Goal of the exercise:
The answer must restate the records below word for word.
* * *
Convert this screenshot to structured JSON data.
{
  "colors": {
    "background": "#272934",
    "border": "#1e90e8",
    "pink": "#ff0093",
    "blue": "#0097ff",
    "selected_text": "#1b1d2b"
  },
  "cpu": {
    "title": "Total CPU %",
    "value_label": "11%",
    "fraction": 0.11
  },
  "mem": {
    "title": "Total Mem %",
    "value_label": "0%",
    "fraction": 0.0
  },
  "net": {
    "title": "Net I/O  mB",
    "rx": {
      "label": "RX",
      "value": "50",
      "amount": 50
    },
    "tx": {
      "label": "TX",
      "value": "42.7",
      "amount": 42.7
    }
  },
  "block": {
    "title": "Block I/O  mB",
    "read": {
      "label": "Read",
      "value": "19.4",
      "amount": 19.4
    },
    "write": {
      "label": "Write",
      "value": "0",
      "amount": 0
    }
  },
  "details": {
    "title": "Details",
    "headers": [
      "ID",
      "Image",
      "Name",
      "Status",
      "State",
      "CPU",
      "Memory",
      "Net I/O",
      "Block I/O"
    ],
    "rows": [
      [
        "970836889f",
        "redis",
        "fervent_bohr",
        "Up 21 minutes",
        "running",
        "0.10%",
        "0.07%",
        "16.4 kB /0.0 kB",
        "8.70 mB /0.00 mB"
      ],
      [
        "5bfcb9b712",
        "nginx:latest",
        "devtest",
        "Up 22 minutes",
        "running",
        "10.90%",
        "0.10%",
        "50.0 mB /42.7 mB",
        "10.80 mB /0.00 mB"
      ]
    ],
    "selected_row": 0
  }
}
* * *
Your solution:
Convert this screenshot to structured JSON data.
{
  "colors": {
    "background": "#272934",
    "border": "#1e90e8",
    "pink": "#ff0093",
    "blue": "#0097ff",
    "selected_text": "#1b1d2b"
  },
  "cpu": {
    "title": "Total CPU %",
    "value_label": "11%",
    "fraction": 0.11
  },
  "mem": {
    "title": "Total Mem %",
    "value_label": "0%",
    "fraction": 0.0
  },
  "net": {
    "title": "Net I/O  mB",
    "rx": {
      "label": "RX",
      "value": "50",
      "amount": 50
    },
    "tx": {
      "label": "TX",
      "value": "42.7",
      "amount": 42.7
    }
  },
  "block": {
    "title": "Block I/O  mB",
    "read": {
      "label": "Read",
      "value": "19.4",
      "amount": 19.4
    },
    "write": {
      "label": "Write",
      "value": "0",
      "amount": 0
    }
  },
  "details": {
    "title": "Details",
    "headers": [
      "ID",
      "Image",
      "Name",
      "Status",
      "State",
      "CPU",
      "Memory",
      "Net I/O",
      "Block I/O"
    ],
    "rows": [
      [
        "970836889f",
        "redis",
        "fervent_bohr",
        "Up 21 minutes",
        "running",
        "0.10%",
        "0.07%",
        "16.4 kB /0.0 kB",
        "8.70 mB /0.00 mB"
      ],
      [
        "5bfcb9b712",
        "nginx:latest",
        "devtest",
        "Up 22 minutes",
        "running",
        "10.90%",
        "0.10%",
        "50.0 mB /42.7 mB",
        "10.80 mB /0.00 mB"
      ]
    ],
    "selected_row": 0
  }
}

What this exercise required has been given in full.